**** DATA PROVIDED ****

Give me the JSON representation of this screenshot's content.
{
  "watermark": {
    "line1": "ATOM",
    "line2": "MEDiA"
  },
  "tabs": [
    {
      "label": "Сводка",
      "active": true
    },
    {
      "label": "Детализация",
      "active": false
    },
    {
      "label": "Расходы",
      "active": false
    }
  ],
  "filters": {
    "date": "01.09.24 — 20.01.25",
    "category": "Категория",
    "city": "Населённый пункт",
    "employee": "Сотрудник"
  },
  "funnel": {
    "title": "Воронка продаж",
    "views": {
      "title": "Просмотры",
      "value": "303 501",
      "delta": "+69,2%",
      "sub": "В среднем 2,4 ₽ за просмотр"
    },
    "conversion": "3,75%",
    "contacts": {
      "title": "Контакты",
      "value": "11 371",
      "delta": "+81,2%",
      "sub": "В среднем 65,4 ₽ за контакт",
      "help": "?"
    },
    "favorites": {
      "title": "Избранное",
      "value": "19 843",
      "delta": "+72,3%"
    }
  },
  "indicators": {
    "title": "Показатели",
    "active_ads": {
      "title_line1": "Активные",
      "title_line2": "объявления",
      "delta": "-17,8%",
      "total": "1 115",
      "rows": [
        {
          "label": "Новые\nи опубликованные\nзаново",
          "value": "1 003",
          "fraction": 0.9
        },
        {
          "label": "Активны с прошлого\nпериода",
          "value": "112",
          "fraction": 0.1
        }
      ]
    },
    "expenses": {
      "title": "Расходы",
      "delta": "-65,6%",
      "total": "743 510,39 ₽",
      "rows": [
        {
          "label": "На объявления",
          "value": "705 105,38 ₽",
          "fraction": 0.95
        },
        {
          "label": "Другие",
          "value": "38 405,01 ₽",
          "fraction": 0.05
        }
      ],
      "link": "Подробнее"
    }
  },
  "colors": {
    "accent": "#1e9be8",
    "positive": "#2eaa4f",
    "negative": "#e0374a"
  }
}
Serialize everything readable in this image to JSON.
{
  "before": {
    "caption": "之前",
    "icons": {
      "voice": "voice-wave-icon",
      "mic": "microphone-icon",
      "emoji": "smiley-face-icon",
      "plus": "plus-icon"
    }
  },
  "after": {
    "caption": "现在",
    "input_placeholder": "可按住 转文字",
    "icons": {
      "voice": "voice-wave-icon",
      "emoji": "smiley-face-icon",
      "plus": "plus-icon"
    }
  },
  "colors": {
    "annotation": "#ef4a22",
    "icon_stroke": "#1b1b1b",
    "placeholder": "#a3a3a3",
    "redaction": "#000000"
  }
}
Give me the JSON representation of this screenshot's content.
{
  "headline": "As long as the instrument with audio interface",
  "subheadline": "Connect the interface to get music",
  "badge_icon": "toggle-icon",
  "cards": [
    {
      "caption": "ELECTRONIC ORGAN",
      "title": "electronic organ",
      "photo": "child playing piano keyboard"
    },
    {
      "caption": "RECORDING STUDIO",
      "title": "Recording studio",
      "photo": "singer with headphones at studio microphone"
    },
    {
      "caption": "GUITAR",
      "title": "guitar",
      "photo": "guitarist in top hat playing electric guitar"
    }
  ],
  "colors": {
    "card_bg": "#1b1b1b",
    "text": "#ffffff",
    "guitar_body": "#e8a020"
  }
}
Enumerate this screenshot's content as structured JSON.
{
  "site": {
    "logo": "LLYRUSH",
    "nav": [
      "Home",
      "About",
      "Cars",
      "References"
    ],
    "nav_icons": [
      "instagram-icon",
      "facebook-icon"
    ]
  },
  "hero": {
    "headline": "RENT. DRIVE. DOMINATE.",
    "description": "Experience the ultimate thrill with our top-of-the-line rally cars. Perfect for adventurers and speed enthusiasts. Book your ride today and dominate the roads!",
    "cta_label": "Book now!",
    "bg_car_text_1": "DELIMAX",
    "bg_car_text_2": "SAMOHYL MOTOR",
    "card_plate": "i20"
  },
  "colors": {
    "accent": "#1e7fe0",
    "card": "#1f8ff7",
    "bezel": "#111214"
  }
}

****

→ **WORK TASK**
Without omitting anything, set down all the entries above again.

→ **RESPONSE TO THE EXERCISE**
Give me the JSON representation of this screenshot's content.
{
  "watermark": {
    "line1": "ATOM",
    "line2": "MEDiA"
  },
  "tabs": [
    {
      "label": "Сводка",
      "active": true
    },
    {
      "label": "Детализация",
      "active": false
    },
    {
      "label": "Расходы",
      "active": false
    }
  ],
  "filters": {
    "date": "01.09.24 — 20.01.25",
    "category": "Категория",
    "city": "Населённый пункт",
    "employee": "Сотрудник"
  },
  "funnel": {
    "title": "Воронка продаж",
    "views": {
      "title": "Просмотры",
      "value": "303 501",
      "delta": "+69,2%",
      "sub": "В среднем 2,4 ₽ за просмотр"
    },
    "conversion": "3,75%",
    "contacts": {
      "title": "Контакты",
      "value": "11 371",
      "delta": "+81,2%",
      "sub": "В среднем 65,4 ₽ за контакт",
      "help": "?"
    },
    "favorites": {
      "title": "Избранное",
      "value": "19 843",
      "delta": "+72,3%"
    }
  },
  "indicators": {
    "title": "Показатели",
    "active_ads": {
      "title_line1": "Активные",
      "title_line2": "объявления",
      "delta": "-17,8%",
      "total": "1 115",
      "rows": [
        {
          "label": "Новые\nи опубликованные\nзаново",
          "value": "1 003",
          "fraction": 0.9
        },
        {
          "label": "Активны с прошлого\nпериода",
          "value": "112",
          "fraction": 0.1
        }
      ]
    },
    "expenses": {
      "title": "Расходы",
      "delta": "-65,6%",
      "total": "743 510,39 ₽",
      "rows": [
        {
          "label": "На объявления",
          "value": "705 105,38 ₽",
          "fraction": 0.95
        },
        {
          "label": "Другие",
          "value": "38 405,01 ₽",
          "fraction": 0.05
        }
      ],
      "link": "Подробнее"
    }
  },
  "colors": {
    "accent": "#1e9be8",
    "positive": "#2eaa4f",
    "negative": "#e0374a"
  }
}
Serialize everything readable in this image to JSON.
{
  "before": {
    "caption": "之前",
    "icons": {
      "voice": "voice-wave-icon",
      "mic": "microphone-icon",
      "emoji": "smiley-face-icon",
      "plus": "plus-icon"
    }
  },
  "after": {
    "caption": "现在",
    "input_placeholder": "可按住 转文字",
    "icons": {
      "voice": "voice-wave-icon",
      "emoji": "smiley-face-icon",
      "plus": "plus-icon"
    }
  },
  "colors": {
    "annotation": "#ef4a22",
    "icon_stroke": "#1b1b1b",
    "placeholder": "#a3a3a3",
    "redaction": "#000000"
  }
}
Give me the JSON representation of this screenshot's content.
{
  "headline": "As long as the instrument with audio interface",
  "subheadline": "Connect the interface to get music",
  "badge_icon": "toggle-icon",
  "cards": [
    {
      "caption": "ELECTRONIC ORGAN",
      "title": "electronic organ",
      "photo": "child playing piano keyboard"
    },
    {
      "caption": "RECORDING STUDIO",
      "title": "Recording studio",
      "photo": "singer with headphones at studio microphone"
    },
    {
      "caption": "GUITAR",
      "title": "guitar",
      "photo": "guitarist in top hat playing electric guitar"
    }
  ],
  "colors": {
    "card_bg": "#1b1b1b",
    "text": "#ffffff",
    "guitar_body": "#e8a020"
  }
}
Enumerate this screenshot's content as structured JSON.
{
  "site": {
    "logo": "LLYRUSH",
    "nav": [
      "Home",
      "About",
      "Cars",
      "References"
    ],
    "nav_icons": [
      "instagram-icon",
      "facebook-icon"
    ]
  },
  "hero": {
    "headline": "RENT. DRIVE. DOMINATE.",
    "description": "Experience the ultimate thrill with our top-of-the-line rally cars. Perfect for adventurers and speed enthusiasts. Book your ride today and dominate the roads!",
    "cta_label": "Book now!",
    "bg_car_text_1": "DELIMAX",
    "bg_car_text_2": "SAMOHYL MOTOR",
    "card_plate": "i20"
  },
  "colors": {
    "accent": "#1e7fe0",
    "card": "#1f8ff7",
    "bezel": "#111214"
  }
}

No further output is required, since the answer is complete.